The Phainopepla inhabits arid wood lands and deserts of the southwestern United States and Mexico. This long-tailed, crested bird is common and conspicuous in the Sonoran Desert, where it perches atop mesquite or palo verde trees, calling with a questioning " Wurp? " while flicking its tail and turning from side to side. The female in gray plumage, and the male in glossy black, flutter and zigzag, especially in pursuit of flying insects. In flight, the male flashes white wing patches, a striking contrast with the shimmering black plumage which inspired the Greek name Phainopepla, or "shining robe."
Phainopeplas breed in two distinct habitats at different times of the year, an unusual pattern among North American passerines. Between February and April the species breeds in the Sonoran Desert in Arizona and in the portion of the Sonoran Desert extending into California, called the Colorado Desert. As summer heat intensifies and berry supplies dwindle, Phainopeplas vacate the desert. In May, they arrive in the oak and sycamore canyons of Arizona and California, where they breed through July. The two distinct breeding seasons have prompted conjecture that the same individuals breed in both habitats each year. However, specific migratory routes are unknown, and it remains uncertain whether the same birds breed in both desert and woodlands.
The differences in Phainopeplas' social behavior between desert and woodland breeding grounds are as striking as the physical contrasts between the habitats. In the desert, mated pairs vigorously defend feeding territories against intruders. In woodlands, Phainopeplas often nest in loose colonies of from 3-15 pairs, have overlapping home ranges, and mob nest predators such as the Western Scrub-Jay (Aphelocoma californica) in groups. Several members from the colony may feed at the same fruiting bushes such as holly-leaf redberry (Rhamnus ilicifolia) and blue elderberry (Sambucus mexicana). These social differences between habitats may reflect differences in the availability and distribution of fruit. In woodlands, fruiting at any given bush is relatively ephemeral, and the bushes thrive in open areas away from shaded nest sites. In the desert, Phainopeplas depend on fruiting desert mistletoe (Phoradendron californicum), which parasitizes the same trees used for nesting, and produces a stable, long-lasting supply of berries.

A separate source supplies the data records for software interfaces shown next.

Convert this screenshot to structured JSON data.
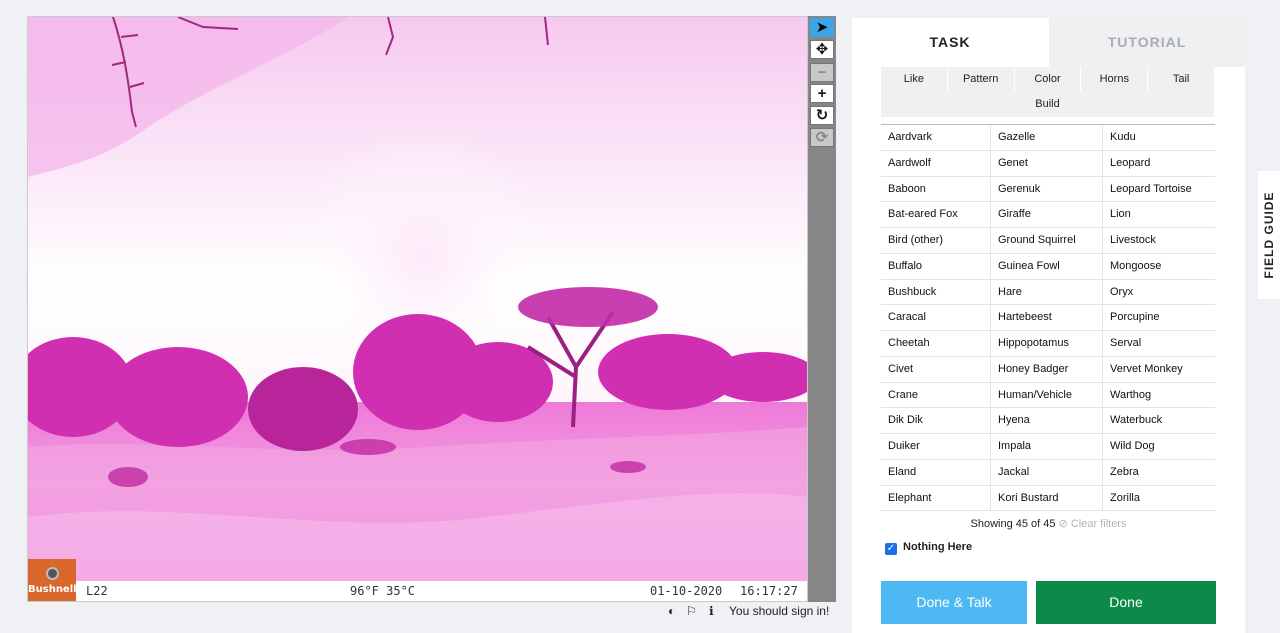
{
  "viewer": {
    "camera_brand": "Bushnell",
    "cam_id": "L22",
    "temperature": "96°F 35°C",
    "date": "01-10-2020",
    "time": "16:17:27"
  },
  "toolbar": {
    "annotate_icon": "pointer-arrow-icon",
    "move_icon": "move-arrows-icon",
    "zoom_out_icon": "minus-icon",
    "zoom_in_icon": "plus-icon",
    "rotate_icon": "rotate-icon",
    "reset_icon": "reset-icon",
    "annotate_glyph": "➤",
    "move_glyph": "✥",
    "zoom_out_glyph": "−",
    "zoom_in_glyph": "+",
    "rotate_glyph": "↻",
    "reset_glyph": "⟳"
  },
  "meta": {
    "invert_glyph": "◐",
    "flag_glyph": "⚐",
    "info_glyph": "ℹ",
    "sign_in_text": "You should sign in!"
  },
  "tabs": {
    "task": "TASK",
    "tutorial": "TUTORIAL"
  },
  "filters": {
    "row1": [
      "Like",
      "Pattern",
      "Color",
      "Horns",
      "Tail"
    ],
    "row2": [
      "Build"
    ]
  },
  "species": [
    [
      "Aardvark",
      "Gazelle",
      "Kudu"
    ],
    [
      "Aardwolf",
      "Genet",
      "Leopard"
    ],
    [
      "Baboon",
      "Gerenuk",
      "Leopard Tortoise"
    ],
    [
      "Bat-eared Fox",
      "Giraffe",
      "Lion"
    ],
    [
      "Bird (other)",
      "Ground Squirrel",
      "Livestock"
    ],
    [
      "Buffalo",
      "Guinea Fowl",
      "Mongoose"
    ],
    [
      "Bushbuck",
      "Hare",
      "Oryx"
    ],
    [
      "Caracal",
      "Hartebeest",
      "Porcupine"
    ],
    [
      "Cheetah",
      "Hippopotamus",
      "Serval"
    ],
    [
      "Civet",
      "Honey Badger",
      "Vervet Monkey"
    ],
    [
      "Crane",
      "Human/Vehicle",
      "Warthog"
    ],
    [
      "Dik Dik",
      "Hyena",
      "Waterbuck"
    ],
    [
      "Duiker",
      "Impala",
      "Wild Dog"
    ],
    [
      "Eland",
      "Jackal",
      "Zebra"
    ],
    [
      "Elephant",
      "Kori Bustard",
      "Zorilla"
    ]
  ],
  "showing": {
    "text": "Showing 45 of 45",
    "clear": "⊘ Clear filters"
  },
  "nothing_here": {
    "label": "Nothing Here",
    "checked": true,
    "check_glyph": "✓"
  },
  "buttons": {
    "done_talk": "Done & Talk",
    "done": "Done"
  },
  "field_guide": "FIELD GUIDE",
  "colors": {
    "accent_blue": "#4db8f2",
    "done_green": "#0b8a4a",
    "checkbox_blue": "#1f6fe5",
    "image_tint": "#e23fc4"
  }
}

Early accounts of the Phainopepla described nesting behavior in southern California woodlands (Merriam 1896a, Myers Myers 1907, Myers 1908, Myers 1909b) and in Arizona's Sonoran Desert (Rand and Rand 1943). More recently, Walsberg (Walsberg 1977) compared social behavior and daily energy expenditure of desert and woodland populations. In the desert, Phainopeplas are inextricably linked to desert mistletoe, upon which they subsist almost entirely in winter. Noted as early as 1914 (Grinnell 1914b), this reliance on desert mistletoe has spurred studies on the morphological specialization of the Phainopepla digestive system (Walsberg 1975), the impact of the fruit-eating specialist on desert mistletoe seed dispersal (Larson Larson 1991, Larson 1996), and fluctuations in mistletoe berry crops as a determinant of Phainopepla breeding success (Walsberg 1977, Anderson and Ohmart 1978). Ongoing investigations include microgeographic study of population genetics (R. Fleischer and W. Boarman pers. comm.), comparison of mating strategies of territorial and loosely colonial Phainopeplas (MC), and description of the diverse vocal repertoire of the species, including imitations of other birds that both sexes use in distress calls (MC).
Ever since Gilman (Gilman 1903b) noted the disjunct breeding seasons and habitats of the Phainopepla, various authors have remarked on the question of whether the same birds breed in both seasons (Dawson 1923, Crouch 1943, Phillips et al. 1964a, Walsberg 1977). If so, Phainopeplas would be behaviorally flexible-in migration, breeding, and social structure-to a degree not documented in any other North American bird. All major studies of Phainopeplas have been conducted in the United States, and comparable data on breeding habitats and migratory movement in Mexico are lacking, including such basic information as the extent of any north-south migration over the border. The question of whether the remarkable behavioral flexibility of the Phainopepla is exhibited by individuals or by separate populations of birds remains an unresolved and pressing issue.